The area now known as Tower Hill State Park was already ancient when the first white explorers saw it in 1673. They were Pere Jacques Marquette and Louis Joliet who passed this way as they explored the Wisconsin River.
The lead mining era
It was better known but still only lightly populated in 1830 when Daniel Whitney of Green Bay noticed the sharply rising bluff as he traveled the river. He was a businessman and saw potential here for construction of a tower for making the lead pellets used in shotguns. There were many mines in the region that could provide the lead for the operation.
Whitney hired Thomas Bolton Shaunce, a lead miner from Galena, Illinois to dig a shaft from the top of the bluff to the level of the river below. Shaunce arrived in 1831 and spent 187 days over the next two years digging the 120-foot-deep shaft and the 90-foot tunnel between the shaft and the riverbank so that the shot tower could be built. Shaunce worked mostly alone, but had some assistance from a fellow miner named Malcom Smith. Their work was interrupted by the Black Hawk War (1832) as Shaunce and Smith went to fight.
A wooden shaft 60 feet high was built alongside the cliff above the stone shaft, making the total height of the tower 180 feet. A smelting house was built at the top of the tower and a finishing house at the bottom to complete the buildings.

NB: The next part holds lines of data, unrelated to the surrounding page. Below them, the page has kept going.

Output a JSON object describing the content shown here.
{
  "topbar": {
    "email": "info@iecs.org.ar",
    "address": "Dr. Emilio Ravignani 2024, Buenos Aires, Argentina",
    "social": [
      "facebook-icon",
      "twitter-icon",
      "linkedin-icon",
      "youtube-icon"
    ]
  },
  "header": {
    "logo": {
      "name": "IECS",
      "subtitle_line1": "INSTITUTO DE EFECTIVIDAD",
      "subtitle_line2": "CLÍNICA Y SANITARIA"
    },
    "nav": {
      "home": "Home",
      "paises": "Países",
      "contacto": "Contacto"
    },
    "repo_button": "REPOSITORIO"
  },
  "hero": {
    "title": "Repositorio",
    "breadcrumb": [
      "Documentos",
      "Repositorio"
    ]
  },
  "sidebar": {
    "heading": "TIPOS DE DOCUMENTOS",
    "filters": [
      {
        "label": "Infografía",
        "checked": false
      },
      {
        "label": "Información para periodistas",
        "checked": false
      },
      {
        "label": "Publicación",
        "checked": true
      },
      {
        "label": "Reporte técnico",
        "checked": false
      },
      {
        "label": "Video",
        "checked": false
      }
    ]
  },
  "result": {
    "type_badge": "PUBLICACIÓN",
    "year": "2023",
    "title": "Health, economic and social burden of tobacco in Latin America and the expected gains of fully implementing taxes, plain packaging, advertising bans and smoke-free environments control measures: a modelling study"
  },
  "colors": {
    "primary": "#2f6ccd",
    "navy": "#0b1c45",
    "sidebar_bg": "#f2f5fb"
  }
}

How the tower worked
The method used was the “Watts Method” named after an English plumber who, watching raindrops fall, envisioned droplets of melted lead falling in the same manner and becoming round as they fell. The process was simple. Lead, brought from Mineral Point or Galena in 75-pound bars called “pigs,” was melted in large kettles at the smelting house. Arsenic was added to make it brittle and to help it form into droplets. The melted lead was poured through a ladle with holes in the lid and dropped into a pool of water. The droplets cooled and became round as they fell. The size of the holes in the ladle determined the size of the shot and the larger the shot, the farther they had to fall.
When the pool was full, the lead was hauled to the finishing house to be dried, polished, graded and sorted to be bagged for shipment to Eastern markets.
When in full operation, a crew of six operated the shot tower, dropping up to 5,000 pounds of lead per day. Of this, only about 600 to 800 pounds was usable shot. The rest was hauled back to the top of the tower, melted and dropped again.
This was the beginning of a flurry of growth and prosperity that lasted for about 30 years as the shot making business flourished. In1836 nearly half of Wisconsin's people were living in the lead mining region, leading to the establishment of the territorial capitol near Belmont. By the 1840s, southwest Wisconsin mines were producing more than half of the nation's lead.
The shot-making process continued until 1860 when the poor economy just before the Civil War made it no longer profitable. The equipment was sold, the buildings torn down or moved away and the shot tower was abandoned.
The village of Helena
The village of Helena was built on the river's edge near the shot tower, but was torn down during the Black Hawk War, when the U.S. Army needed materials to raft its men and supplies across the river in pursuit of Black Hawk. Undaunted, the villagers rebuilt Helena and persisted until 1860 when the shot tower closed. The community's final chapter came when the railroad passed Helena by and it simply ceased to exist.
The Unitarian retreat and state park years
The next stage in the history of the area began in 1889. The Reverend Jenkin Lloyd Jones, a Unitarian Minister from Chicago purchased the site as a retreat for his fellow ministers. Upon his death, his widow donated the land to the State of Wisconsin and in 1922 it became Tower Hill State Park. The shelter and the foundation of Jones' stone barn still stand as remnants of his time here.